THE DATA:

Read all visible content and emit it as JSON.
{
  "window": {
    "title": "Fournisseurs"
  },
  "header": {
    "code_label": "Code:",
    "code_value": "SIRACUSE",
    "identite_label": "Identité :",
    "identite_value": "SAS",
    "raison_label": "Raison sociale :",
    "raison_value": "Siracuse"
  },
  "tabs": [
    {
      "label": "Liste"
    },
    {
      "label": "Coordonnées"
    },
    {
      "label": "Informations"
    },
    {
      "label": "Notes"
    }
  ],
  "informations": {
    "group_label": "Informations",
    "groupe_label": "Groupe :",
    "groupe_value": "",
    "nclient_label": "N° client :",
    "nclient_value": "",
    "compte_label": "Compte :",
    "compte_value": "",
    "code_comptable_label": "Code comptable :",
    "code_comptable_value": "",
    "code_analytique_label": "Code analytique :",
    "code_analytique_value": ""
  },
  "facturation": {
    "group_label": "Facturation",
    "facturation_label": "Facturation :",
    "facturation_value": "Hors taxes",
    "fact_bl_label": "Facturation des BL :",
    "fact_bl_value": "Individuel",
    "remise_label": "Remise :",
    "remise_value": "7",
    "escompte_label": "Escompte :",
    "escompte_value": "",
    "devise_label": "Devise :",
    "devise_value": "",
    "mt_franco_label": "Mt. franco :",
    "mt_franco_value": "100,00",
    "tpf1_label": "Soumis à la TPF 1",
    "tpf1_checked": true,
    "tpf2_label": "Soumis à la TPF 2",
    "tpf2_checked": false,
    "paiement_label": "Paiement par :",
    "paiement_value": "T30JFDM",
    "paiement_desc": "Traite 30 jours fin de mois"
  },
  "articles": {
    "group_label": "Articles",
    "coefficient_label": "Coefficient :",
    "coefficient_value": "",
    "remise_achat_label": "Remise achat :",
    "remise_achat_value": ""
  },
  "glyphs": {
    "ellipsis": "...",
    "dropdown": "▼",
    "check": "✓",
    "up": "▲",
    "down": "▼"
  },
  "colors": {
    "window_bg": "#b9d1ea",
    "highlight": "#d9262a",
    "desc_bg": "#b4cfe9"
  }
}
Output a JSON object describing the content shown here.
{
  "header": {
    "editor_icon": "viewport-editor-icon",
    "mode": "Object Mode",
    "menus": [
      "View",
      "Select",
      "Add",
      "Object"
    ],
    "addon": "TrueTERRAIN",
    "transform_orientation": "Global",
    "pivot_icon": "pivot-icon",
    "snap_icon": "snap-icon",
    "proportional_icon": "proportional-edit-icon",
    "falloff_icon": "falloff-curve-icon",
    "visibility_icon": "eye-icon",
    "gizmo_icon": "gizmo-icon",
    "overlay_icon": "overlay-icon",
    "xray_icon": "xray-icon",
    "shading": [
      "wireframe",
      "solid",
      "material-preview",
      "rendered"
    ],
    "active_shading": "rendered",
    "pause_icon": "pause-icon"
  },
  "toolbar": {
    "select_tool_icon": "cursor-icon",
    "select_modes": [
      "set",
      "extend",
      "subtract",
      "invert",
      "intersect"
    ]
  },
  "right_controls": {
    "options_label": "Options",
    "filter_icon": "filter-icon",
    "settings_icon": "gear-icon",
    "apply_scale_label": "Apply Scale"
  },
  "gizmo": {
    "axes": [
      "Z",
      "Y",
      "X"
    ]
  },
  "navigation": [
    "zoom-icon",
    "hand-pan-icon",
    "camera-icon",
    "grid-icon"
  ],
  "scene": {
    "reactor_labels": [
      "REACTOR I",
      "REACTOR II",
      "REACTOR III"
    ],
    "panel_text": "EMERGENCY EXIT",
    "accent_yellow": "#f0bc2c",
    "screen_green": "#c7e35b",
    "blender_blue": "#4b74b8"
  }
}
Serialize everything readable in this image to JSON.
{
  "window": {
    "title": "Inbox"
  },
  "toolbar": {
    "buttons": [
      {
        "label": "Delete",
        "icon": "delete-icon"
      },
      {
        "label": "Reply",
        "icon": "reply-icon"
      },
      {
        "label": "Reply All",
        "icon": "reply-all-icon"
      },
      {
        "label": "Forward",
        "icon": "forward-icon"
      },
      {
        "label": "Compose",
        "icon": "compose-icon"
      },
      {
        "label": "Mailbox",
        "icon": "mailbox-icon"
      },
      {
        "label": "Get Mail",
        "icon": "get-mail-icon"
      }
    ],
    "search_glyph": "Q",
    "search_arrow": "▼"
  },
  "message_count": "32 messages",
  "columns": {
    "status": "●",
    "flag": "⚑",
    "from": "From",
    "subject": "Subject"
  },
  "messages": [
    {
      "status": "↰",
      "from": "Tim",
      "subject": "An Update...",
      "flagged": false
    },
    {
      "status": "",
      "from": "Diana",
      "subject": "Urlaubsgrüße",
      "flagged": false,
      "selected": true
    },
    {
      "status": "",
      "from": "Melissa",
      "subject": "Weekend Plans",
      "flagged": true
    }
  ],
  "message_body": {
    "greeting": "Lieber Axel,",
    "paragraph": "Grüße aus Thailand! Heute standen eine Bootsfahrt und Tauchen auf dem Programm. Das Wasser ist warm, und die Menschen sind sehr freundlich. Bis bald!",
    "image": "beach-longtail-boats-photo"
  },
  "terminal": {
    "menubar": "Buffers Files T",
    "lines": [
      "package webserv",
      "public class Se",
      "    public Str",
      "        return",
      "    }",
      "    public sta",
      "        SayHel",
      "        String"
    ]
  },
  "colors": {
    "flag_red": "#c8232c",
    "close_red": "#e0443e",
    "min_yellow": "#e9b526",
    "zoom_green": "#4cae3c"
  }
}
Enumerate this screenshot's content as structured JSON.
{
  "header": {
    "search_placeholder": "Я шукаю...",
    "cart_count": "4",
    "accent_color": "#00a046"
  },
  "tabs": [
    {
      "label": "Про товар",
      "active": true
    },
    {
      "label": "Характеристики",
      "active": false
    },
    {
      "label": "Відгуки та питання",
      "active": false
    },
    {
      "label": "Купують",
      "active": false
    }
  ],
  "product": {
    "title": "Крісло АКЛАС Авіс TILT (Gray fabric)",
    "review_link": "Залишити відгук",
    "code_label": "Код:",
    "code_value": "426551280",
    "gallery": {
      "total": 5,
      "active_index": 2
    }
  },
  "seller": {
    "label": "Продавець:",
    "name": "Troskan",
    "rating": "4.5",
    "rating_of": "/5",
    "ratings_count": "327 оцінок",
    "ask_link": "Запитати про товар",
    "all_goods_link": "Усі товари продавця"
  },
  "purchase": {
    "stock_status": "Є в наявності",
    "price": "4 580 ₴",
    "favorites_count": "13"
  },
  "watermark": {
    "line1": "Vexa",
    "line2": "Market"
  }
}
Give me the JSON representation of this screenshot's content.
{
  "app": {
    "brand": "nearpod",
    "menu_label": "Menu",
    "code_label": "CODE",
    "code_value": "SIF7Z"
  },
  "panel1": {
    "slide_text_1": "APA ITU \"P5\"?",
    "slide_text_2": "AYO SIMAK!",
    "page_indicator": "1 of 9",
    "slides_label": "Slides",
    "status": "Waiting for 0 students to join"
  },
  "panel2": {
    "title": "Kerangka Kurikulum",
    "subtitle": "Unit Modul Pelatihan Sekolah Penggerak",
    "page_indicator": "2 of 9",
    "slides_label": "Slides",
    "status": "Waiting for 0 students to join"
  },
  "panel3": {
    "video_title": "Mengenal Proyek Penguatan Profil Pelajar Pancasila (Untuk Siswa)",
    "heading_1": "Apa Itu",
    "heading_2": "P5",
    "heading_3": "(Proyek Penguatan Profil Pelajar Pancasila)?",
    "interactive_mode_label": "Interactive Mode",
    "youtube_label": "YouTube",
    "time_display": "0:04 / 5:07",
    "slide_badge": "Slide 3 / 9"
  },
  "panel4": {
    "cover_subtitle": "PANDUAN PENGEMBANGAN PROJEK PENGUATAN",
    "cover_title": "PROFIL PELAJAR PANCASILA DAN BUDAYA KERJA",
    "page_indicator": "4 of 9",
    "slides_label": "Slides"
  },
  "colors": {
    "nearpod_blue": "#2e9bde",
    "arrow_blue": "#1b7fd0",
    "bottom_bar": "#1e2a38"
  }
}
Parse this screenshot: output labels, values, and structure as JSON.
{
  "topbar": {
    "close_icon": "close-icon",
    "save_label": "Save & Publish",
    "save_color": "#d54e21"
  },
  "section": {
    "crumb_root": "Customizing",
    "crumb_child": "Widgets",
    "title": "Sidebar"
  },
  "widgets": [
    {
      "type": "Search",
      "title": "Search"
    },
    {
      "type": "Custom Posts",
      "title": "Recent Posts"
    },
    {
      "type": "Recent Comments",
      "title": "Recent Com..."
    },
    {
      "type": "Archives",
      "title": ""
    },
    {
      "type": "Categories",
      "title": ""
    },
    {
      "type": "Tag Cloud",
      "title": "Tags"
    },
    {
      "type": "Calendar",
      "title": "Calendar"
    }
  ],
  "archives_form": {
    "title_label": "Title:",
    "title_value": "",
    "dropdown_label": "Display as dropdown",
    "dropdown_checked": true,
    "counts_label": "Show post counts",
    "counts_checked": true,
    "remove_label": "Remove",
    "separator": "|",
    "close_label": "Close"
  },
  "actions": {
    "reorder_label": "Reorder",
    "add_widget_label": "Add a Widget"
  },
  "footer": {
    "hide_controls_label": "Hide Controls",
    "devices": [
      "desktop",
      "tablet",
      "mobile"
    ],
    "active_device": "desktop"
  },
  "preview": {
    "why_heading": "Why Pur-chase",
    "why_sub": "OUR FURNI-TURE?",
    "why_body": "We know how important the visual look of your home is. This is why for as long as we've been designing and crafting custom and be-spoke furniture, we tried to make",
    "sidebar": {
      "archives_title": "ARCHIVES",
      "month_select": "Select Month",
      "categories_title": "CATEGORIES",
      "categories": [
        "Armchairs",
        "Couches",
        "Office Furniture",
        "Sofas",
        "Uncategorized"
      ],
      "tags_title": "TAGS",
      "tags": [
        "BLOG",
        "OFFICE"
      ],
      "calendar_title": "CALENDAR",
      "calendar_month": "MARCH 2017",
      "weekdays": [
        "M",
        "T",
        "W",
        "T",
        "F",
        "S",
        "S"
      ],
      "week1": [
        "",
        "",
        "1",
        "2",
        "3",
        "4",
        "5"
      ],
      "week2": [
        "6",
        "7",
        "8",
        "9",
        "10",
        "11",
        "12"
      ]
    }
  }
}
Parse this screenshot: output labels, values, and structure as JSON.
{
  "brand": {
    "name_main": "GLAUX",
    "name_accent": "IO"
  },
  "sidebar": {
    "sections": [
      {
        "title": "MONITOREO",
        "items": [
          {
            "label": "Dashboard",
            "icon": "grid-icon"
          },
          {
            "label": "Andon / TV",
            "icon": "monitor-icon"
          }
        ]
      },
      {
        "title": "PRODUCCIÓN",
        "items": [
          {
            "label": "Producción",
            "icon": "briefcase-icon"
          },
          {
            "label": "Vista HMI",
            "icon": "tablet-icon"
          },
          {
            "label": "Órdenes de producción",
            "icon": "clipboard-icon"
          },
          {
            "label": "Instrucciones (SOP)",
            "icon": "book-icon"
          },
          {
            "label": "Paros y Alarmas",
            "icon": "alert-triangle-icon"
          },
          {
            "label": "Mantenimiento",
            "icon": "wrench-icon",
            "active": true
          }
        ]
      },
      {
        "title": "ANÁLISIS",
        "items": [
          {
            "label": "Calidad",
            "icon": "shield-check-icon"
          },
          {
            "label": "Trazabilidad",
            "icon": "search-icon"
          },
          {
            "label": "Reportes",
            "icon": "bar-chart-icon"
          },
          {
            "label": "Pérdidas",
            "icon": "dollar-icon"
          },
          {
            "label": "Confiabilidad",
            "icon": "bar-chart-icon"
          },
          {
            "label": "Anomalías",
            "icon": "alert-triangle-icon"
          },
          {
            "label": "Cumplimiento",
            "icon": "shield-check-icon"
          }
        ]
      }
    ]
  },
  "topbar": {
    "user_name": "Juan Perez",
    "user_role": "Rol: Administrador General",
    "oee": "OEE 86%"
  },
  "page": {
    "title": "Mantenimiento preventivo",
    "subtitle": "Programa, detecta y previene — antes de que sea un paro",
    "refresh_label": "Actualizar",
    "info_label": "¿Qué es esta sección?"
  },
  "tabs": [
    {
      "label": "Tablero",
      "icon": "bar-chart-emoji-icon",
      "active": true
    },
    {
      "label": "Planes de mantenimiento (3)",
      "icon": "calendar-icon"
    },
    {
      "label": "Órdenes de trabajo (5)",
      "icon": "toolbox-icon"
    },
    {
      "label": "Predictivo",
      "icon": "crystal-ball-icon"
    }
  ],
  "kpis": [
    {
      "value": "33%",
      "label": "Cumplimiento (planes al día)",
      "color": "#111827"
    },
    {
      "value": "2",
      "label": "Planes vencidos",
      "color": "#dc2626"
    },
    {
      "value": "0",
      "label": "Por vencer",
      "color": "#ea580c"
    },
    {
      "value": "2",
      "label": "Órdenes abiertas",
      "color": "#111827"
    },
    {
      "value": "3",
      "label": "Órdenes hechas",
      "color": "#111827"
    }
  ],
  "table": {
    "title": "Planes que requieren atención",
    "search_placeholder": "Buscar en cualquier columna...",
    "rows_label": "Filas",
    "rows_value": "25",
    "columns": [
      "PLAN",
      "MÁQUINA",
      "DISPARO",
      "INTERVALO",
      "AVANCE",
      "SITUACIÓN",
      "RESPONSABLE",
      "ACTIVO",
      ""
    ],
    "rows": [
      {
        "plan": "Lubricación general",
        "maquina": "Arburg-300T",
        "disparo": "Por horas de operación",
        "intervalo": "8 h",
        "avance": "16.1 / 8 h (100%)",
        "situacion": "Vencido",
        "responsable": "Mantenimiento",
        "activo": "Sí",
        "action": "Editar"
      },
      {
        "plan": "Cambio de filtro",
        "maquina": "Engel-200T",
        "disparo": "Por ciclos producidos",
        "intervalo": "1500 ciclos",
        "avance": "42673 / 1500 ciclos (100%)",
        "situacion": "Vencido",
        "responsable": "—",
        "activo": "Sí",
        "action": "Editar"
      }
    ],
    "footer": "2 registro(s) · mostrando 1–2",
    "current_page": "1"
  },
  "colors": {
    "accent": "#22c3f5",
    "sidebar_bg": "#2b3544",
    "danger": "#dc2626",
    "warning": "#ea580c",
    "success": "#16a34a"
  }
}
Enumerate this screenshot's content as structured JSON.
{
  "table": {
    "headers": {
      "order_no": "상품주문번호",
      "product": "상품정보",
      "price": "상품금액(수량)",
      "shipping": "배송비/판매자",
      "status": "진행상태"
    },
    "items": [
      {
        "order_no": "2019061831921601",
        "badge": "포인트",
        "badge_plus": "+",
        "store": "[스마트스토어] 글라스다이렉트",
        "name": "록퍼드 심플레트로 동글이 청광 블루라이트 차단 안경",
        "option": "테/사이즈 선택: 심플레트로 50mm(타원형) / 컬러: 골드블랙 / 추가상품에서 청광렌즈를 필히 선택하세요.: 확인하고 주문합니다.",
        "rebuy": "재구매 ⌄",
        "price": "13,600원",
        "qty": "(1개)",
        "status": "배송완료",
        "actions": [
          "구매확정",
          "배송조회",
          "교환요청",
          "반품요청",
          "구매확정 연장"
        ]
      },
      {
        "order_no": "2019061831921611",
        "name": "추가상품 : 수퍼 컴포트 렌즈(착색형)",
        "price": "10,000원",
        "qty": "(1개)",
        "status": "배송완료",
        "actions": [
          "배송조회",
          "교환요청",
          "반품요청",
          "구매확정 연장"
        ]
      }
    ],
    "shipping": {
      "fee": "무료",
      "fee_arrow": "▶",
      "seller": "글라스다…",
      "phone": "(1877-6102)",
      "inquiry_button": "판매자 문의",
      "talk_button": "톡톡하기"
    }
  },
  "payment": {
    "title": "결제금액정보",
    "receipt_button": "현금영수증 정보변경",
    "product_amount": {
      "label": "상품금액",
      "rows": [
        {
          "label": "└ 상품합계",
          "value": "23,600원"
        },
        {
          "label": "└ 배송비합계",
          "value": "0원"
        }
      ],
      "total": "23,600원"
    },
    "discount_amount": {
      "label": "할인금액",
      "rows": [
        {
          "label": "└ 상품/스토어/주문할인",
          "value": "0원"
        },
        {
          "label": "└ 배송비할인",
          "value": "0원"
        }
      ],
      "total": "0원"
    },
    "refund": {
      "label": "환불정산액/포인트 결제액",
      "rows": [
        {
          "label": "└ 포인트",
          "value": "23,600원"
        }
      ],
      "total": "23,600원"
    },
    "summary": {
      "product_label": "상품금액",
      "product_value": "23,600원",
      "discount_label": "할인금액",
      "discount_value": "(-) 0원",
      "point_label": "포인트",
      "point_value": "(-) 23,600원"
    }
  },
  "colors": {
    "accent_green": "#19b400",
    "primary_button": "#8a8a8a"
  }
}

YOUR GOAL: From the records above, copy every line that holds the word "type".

EXERCISE SOLUTION:
      "type": "Search",
      "type": "Custom Posts",
      "type": "Recent Comments",
      "type": "Archives",
      "type": "Categories",
      "type": "Tag Cloud",
      "type": "Calendar",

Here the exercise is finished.